▶ WHAT TO PRODUCE: When the records are reproduced, each one must match exactly, and no picture may be kept.

Start of TASK MATERIAL

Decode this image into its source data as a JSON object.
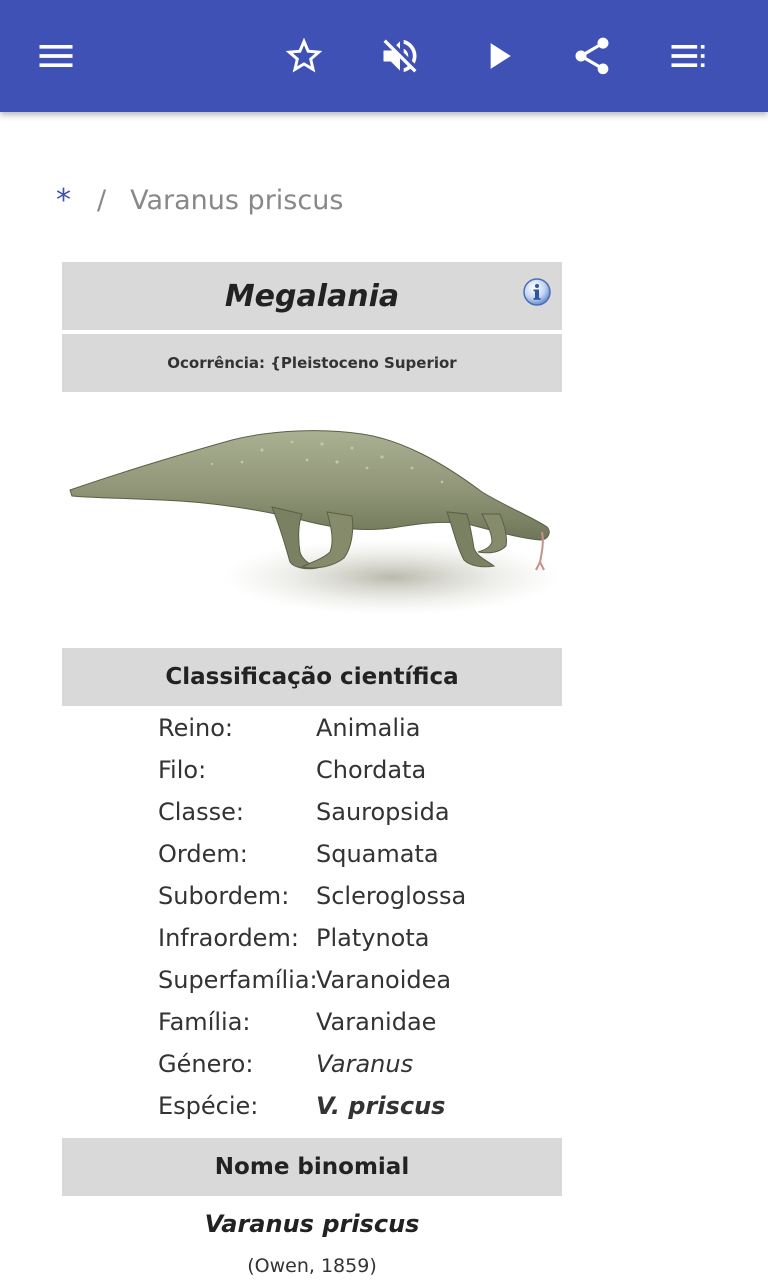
{
  "toolbar": {
    "icons": [
      "menu-icon",
      "star-outline-icon",
      "volume-off-icon",
      "play-icon",
      "share-icon",
      "playlist-icon"
    ],
    "color": "#3f51b5"
  },
  "breadcrumb": {
    "home": "*",
    "separator": "/",
    "current": "Varanus priscus"
  },
  "infobox": {
    "title": "Megalania",
    "occurrence": "Ocorrência: {Pleistoceno Superior",
    "classification_header": "Classificação científica",
    "taxonomy": [
      {
        "rank": "Reino:",
        "value": "Animalia"
      },
      {
        "rank": "Filo:",
        "value": "Chordata"
      },
      {
        "rank": "Classe:",
        "value": "Sauropsida"
      },
      {
        "rank": "Ordem:",
        "value": "Squamata"
      },
      {
        "rank": "Subordem:",
        "value": "Scleroglossa"
      },
      {
        "rank": "Infraordem:",
        "value": "Platynota"
      },
      {
        "rank": "Superfamília:",
        "value": "Varanoidea"
      },
      {
        "rank": "Família:",
        "value": "Varanidae"
      },
      {
        "rank": "Género:",
        "value": "Varanus"
      },
      {
        "rank": "Espécie:",
        "value": "V. priscus"
      }
    ],
    "binomial_header": "Nome binomial",
    "binomial_name": "Varanus priscus",
    "binomial_authority": "(Owen, 1859)",
    "header_bg": "#d9d9d9"
  }
}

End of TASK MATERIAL

▶ PROBLEM SOLUTION:
Decode this image into its source data as a JSON object.
{
  "toolbar": {
    "icons": [
      "menu-icon",
      "star-outline-icon",
      "volume-off-icon",
      "play-icon",
      "share-icon",
      "playlist-icon"
    ],
    "color": "#3f51b5"
  },
  "breadcrumb": {
    "home": "*",
    "separator": "/",
    "current": "Varanus priscus"
  },
  "infobox": {
    "title": "Megalania",
    "occurrence": "Ocorrência: {Pleistoceno Superior",
    "classification_header": "Classificação científica",
    "taxonomy": [
      {
        "rank": "Reino:",
        "value": "Animalia"
      },
      {
        "rank": "Filo:",
        "value": "Chordata"
      },
      {
        "rank": "Classe:",
        "value": "Sauropsida"
      },
      {
        "rank": "Ordem:",
        "value": "Squamata"
      },
      {
        "rank": "Subordem:",
        "value": "Scleroglossa"
      },
      {
        "rank": "Infraordem:",
        "value": "Platynota"
      },
      {
        "rank": "Superfamília:",
        "value": "Varanoidea"
      },
      {
        "rank": "Família:",
        "value": "Varanidae"
      },
      {
        "rank": "Género:",
        "value": "Varanus"
      },
      {
        "rank": "Espécie:",
        "value": "V. priscus"
      }
    ],
    "binomial_header": "Nome binomial",
    "binomial_name": "Varanus priscus",
    "binomial_authority": "(Owen, 1859)",
    "header_bg": "#d9d9d9"
  }
}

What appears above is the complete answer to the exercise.